Things changed dramatically by the time her children, Zach and Kacey, enrolled at their mother’s alma mater. Zach graduated in 2010; Kacey in 2013.

“Our deal was my husband and I paid half of their education, and they were responsible for the other half,” she said. “They were fortunate. They had good jobs, too. But they didn’t make enough to pay nearly what they owed. They still had to take loans.”

The Institute for College Access and Affordability Project on Student Debt found 68 percent of Pennsylvania’s class of 2016 had college debts averaging $35,759.

Simpson said she’s still a fan of her alma mater and realizes it is one of the lowest-cost public options in Pennsylvania. And she’s all for tuition freezes like the ones Pitt and Penn State enacted.

“But I still think it’s outrageous, especially when you think about what other states have. West Virginia has the Promise,” she said referring to the Mountain State’s lottery funded scholarships. “I think there’s got to be something the state can do to help our kids.”

Deb Erdley is a Tribune-Review staff writer. You can contact Deb at 412-320-7996, or via Twitter @deberdley_trib.

TribLIVE commenting policy

You are solely responsible for your comments and by using you agree to our Terms of Service.

We moderate comments. Our goal is to provide substantive commentary for a general readership. By screening submissions, we provide a space where readers can share intelligent and informed commentary that enhances the quality of our news and information.

While most comments will be posted if they are on-topic and not abusive, moderating decisions are subjective. We will make them as carefully and consistently as we can. Because of the volume of reader comments, we cannot review individual moderation decisions with readers.

We value thoughtful comments representing a range of views that make their point quickly and politely. We make an effort to protect discussions from repeated comments either by the same reader or different readers

We follow the same standards for taste as the daily newspaper. A few things we won't tolerate: personal attacks, obscenity, vulgarity, profanity (including expletives and letters followed by dashes), commercial promotion, impersonations, incoherence, proselytizing and SHOUTING. Don't include URLs to Web sites.

We do not edit comments. They are either approved or deleted. We reserve the right to edit a comment that is quoted or excerpted in an article. In this case, we may fix spelling and punctuation.

We welcome strong opinions and criticism of our work, but we don't want comments to become bogged down with discussions of our policies and we will moderate accordingly.

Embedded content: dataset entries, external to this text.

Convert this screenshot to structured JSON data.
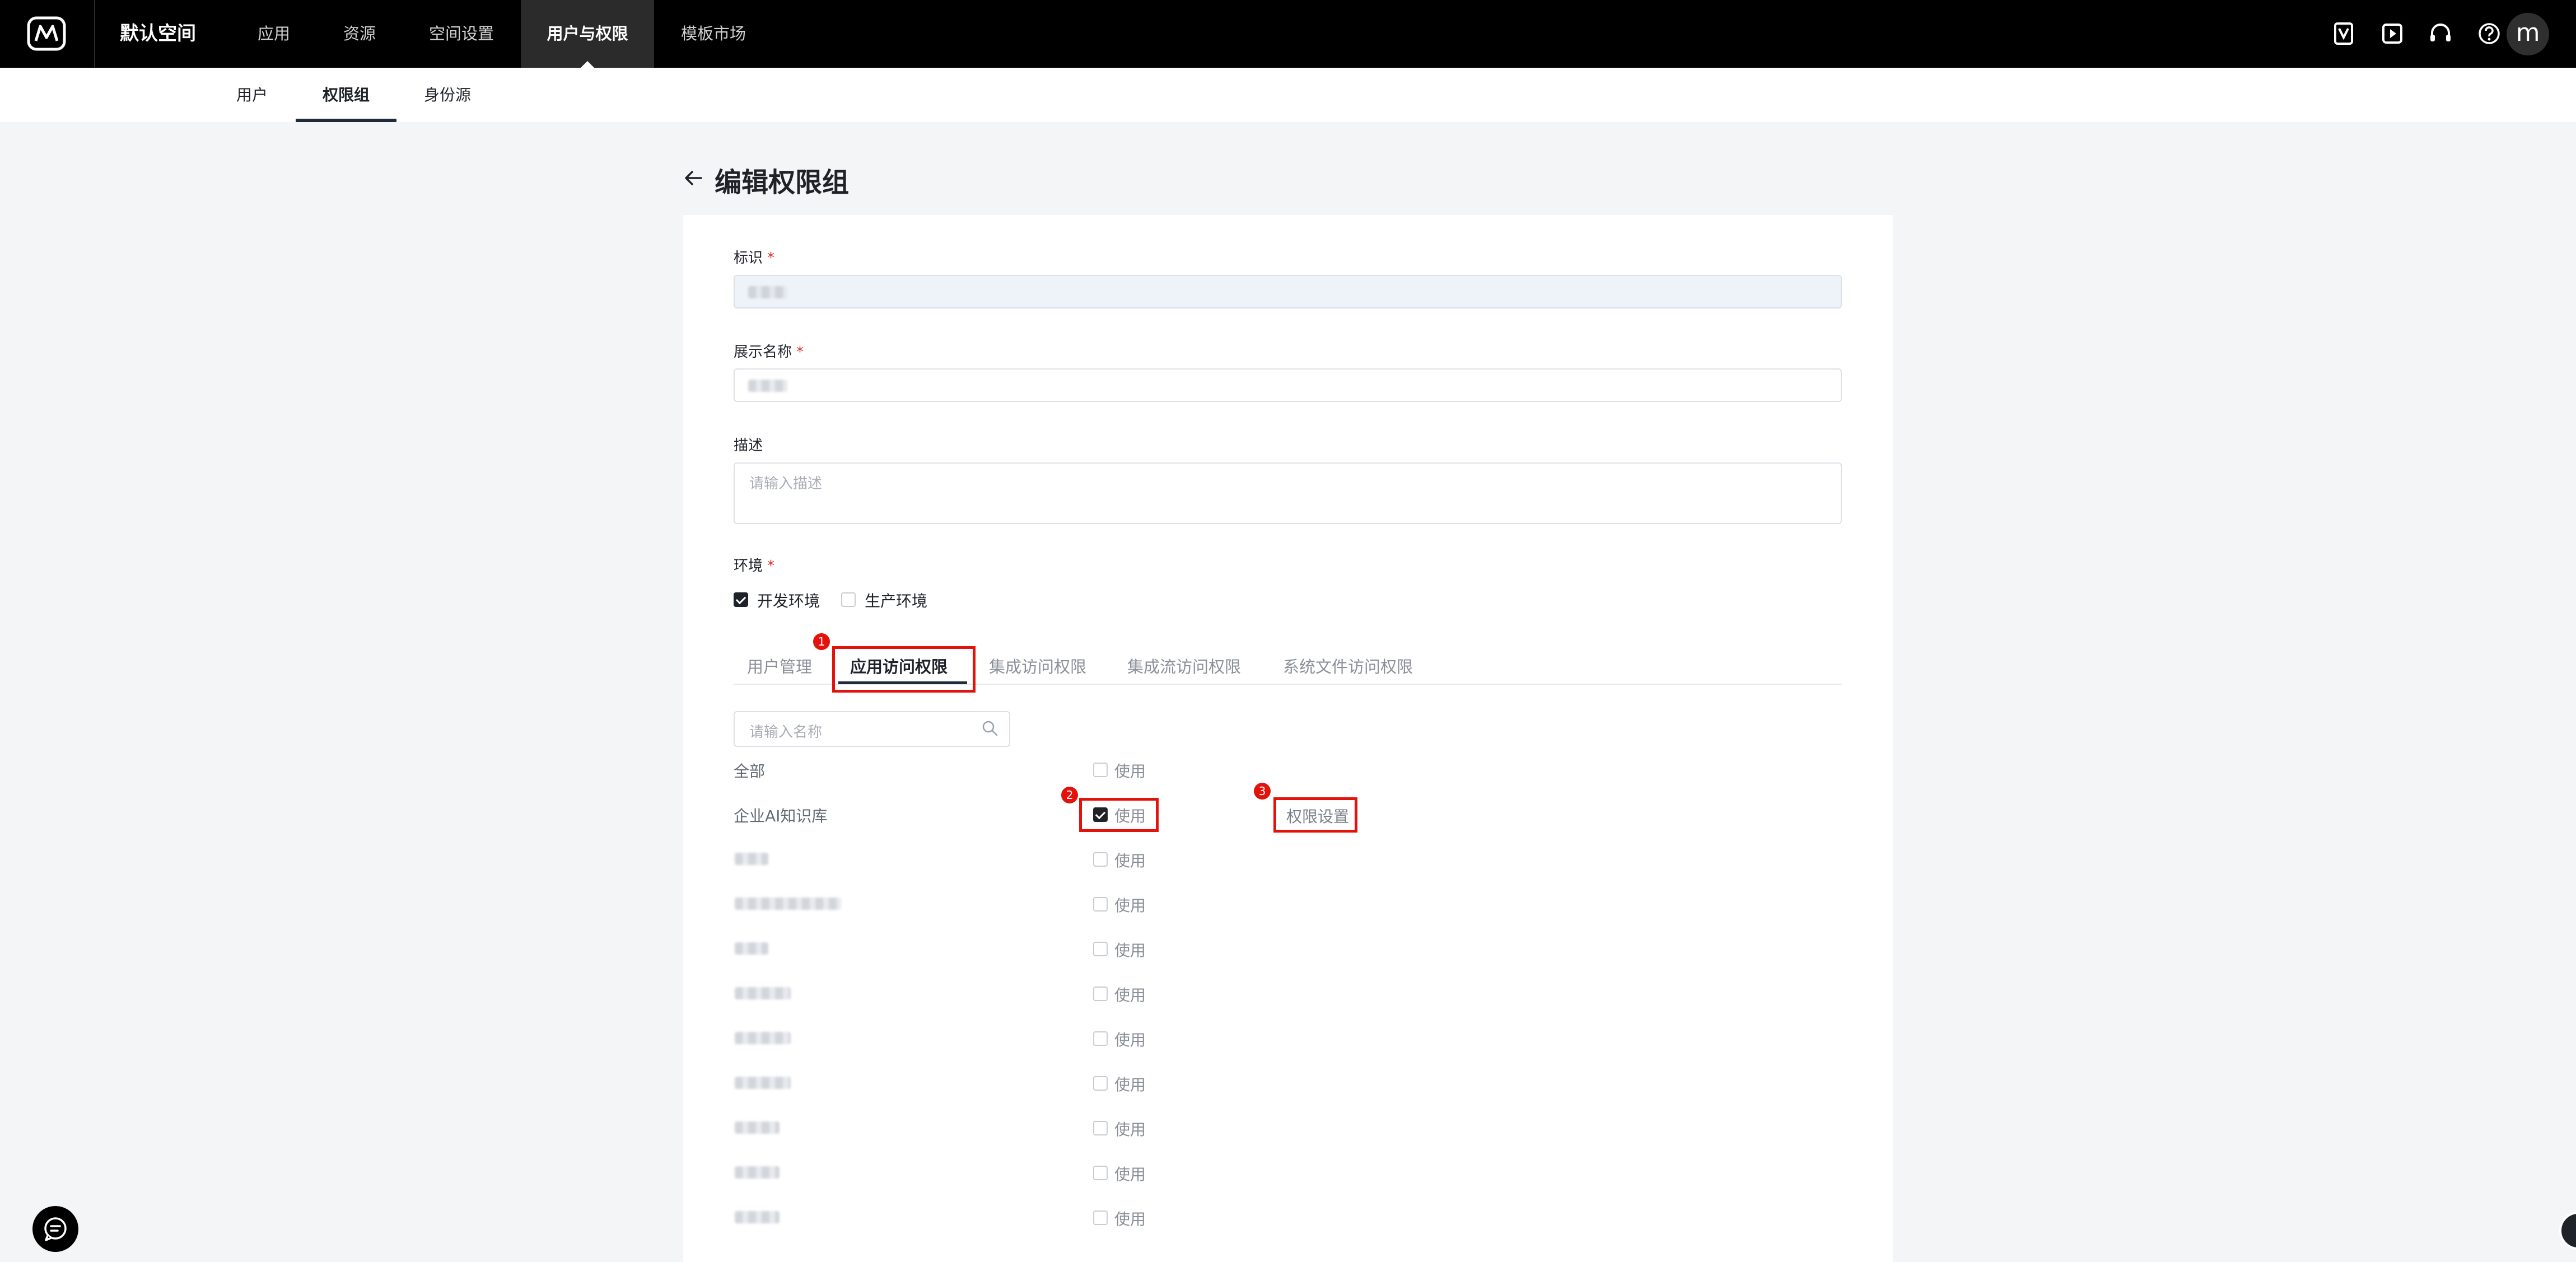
{
  "topbar": {
    "workspace": "默认空间",
    "nav": [
      {
        "label": "应用"
      },
      {
        "label": "资源"
      },
      {
        "label": "空间设置"
      },
      {
        "label": "用户与权限"
      },
      {
        "label": "模板市场"
      }
    ],
    "icons": [
      "v-badge-icon",
      "play-icon",
      "headset-icon",
      "help-icon"
    ],
    "avatar": "m"
  },
  "subtabs": [
    "用户",
    "权限组",
    "身份源"
  ],
  "page": {
    "title": "编辑权限组",
    "fields": {
      "id_label": "标识",
      "display_name_label": "展示名称",
      "description_label": "描述",
      "description_placeholder": "请输入描述",
      "env_label": "环境",
      "env_options": [
        {
          "label": "开发环境",
          "checked": true
        },
        {
          "label": "生产环境",
          "checked": false
        }
      ]
    },
    "tabs": [
      "用户管理",
      "应用访问权限",
      "集成访问权限",
      "集成流访问权限",
      "系统文件访问权限"
    ],
    "search_placeholder": "请输入名称",
    "use_label": "使用",
    "permission_settings": "权限设置",
    "rows": [
      {
        "name": "全部",
        "checked": false
      },
      {
        "name": "企业AI知识库",
        "checked": true
      }
    ],
    "annotations": [
      "1",
      "2",
      "3"
    ]
  },
  "colors": {
    "topbar": "#000000",
    "accent": "#1f2a3b",
    "annotation": "#e3120b"
  }
}
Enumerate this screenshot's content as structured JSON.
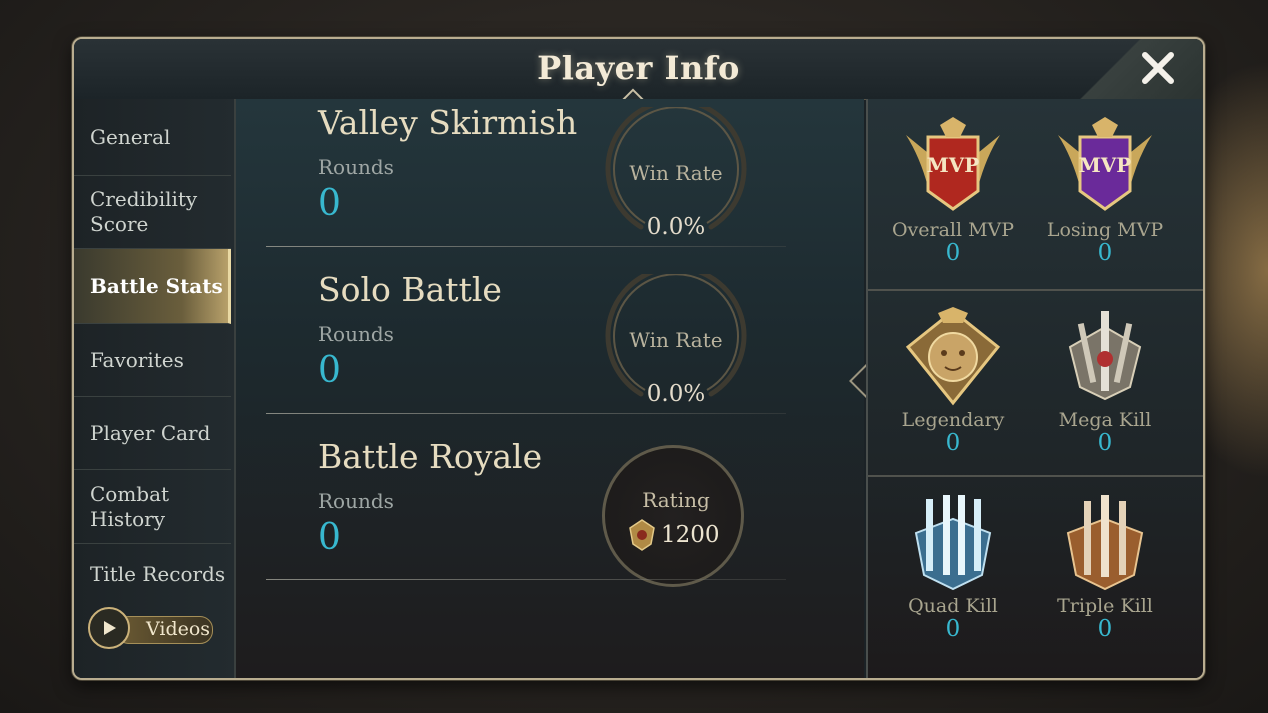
{
  "header": {
    "title": "Player Info",
    "close_icon": "close-x-icon"
  },
  "sidebar": {
    "items": [
      {
        "label": "General"
      },
      {
        "label": "Credibility Score"
      },
      {
        "label": "Battle Stats",
        "active": true
      },
      {
        "label": "Favorites"
      },
      {
        "label": "Player Card"
      },
      {
        "label": "Combat History"
      },
      {
        "label": "Title Records"
      }
    ],
    "videos_label": "Videos"
  },
  "modes": [
    {
      "title": "Valley Skirmish",
      "rounds_label": "Rounds",
      "rounds": "0",
      "gauge_label": "Win Rate",
      "win_rate": "0.0%"
    },
    {
      "title": "Solo Battle",
      "rounds_label": "Rounds",
      "rounds": "0",
      "gauge_label": "Win Rate",
      "win_rate": "0.0%"
    },
    {
      "title": "Battle Royale",
      "rounds_label": "Rounds",
      "rounds": "0",
      "rating_label": "Rating",
      "rating": "1200"
    }
  ],
  "achievements": [
    {
      "name": "Overall MVP",
      "value": "0",
      "icon": "mvp-red-badge-icon"
    },
    {
      "name": "Losing MVP",
      "value": "0",
      "icon": "mvp-purple-badge-icon"
    },
    {
      "name": "Legendary",
      "value": "0",
      "icon": "lion-crest-icon"
    },
    {
      "name": "Mega Kill",
      "value": "0",
      "icon": "swords-crest-icon"
    },
    {
      "name": "Quad Kill",
      "value": "0",
      "icon": "blue-swords-icon"
    },
    {
      "name": "Triple Kill",
      "value": "0",
      "icon": "bronze-swords-icon"
    }
  ],
  "badge_text": {
    "mvp": "MVP"
  },
  "colors": {
    "accent_value": "#38b8cf",
    "gold": "#c9a75a",
    "text_title": "#e6dcc0"
  }
}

We appreciate it when readers and people quoted in articles or blog posts point out errors of fact or emphasis and will investigate all assertions. But these suggestions should be sent via e-mail. To avoid distracting other readers, we won't publish comments that suggest a correction. Instead, corrections will be made in a blog post or in an article.